Monday 4 January 2010

Intraepithelial lymphocytes (IEL) are lymphocytes found in the epithelial layer of mammalian mucosal linings, such as the gastrointestinal (GI) tract and reproductive tract.

However, unlike other T cells, IELs do not need priming. Upon encountering antigens, they immediately release cytokines and cause killing of infected target cells. In the GI tract, they are components of gut-associated lymphoid tissue (GALT).

IELs express gamma-delta heterodimers. Most gamma-delta T cell receptors (TCRs) lack the CD4+ and CD8+ marker, but the gamma-delta TCRs of IELs are unique in that they are CD8+.


An elevated IEL population, as determined by biopsy, typically indicates ongoing inflammation within the mucosa. In diseases such as coeliac sprue, IEL elevation throughout the small intestine is one of many specific markers.

Alternatively, elevated IEL populations can be a marker for developing neoplasia in the tissue (such as found in cervical and prostate cancers). IELs themselves can of course, undergo mutation to become lymphoma.

See also

- CD103

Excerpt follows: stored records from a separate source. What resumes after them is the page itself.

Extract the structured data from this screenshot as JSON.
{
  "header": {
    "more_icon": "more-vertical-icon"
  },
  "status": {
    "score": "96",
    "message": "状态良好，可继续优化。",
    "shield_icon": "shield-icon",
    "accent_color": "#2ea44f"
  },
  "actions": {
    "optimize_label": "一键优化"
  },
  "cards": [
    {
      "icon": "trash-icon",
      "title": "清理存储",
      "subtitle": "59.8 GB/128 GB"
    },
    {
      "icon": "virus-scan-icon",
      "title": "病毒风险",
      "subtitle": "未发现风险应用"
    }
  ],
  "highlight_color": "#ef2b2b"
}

- Hopper AD, Hurlstone DP, Leeds JS, McAlindon ME, Dube AK, Stephenson TJ, Sanders DS (2006). "The occurrence of terminal ileal histological abnormalities in patients with coeliac disease.". Dig. Liver Dis. 38 (11): 815–9. PMID 16787773.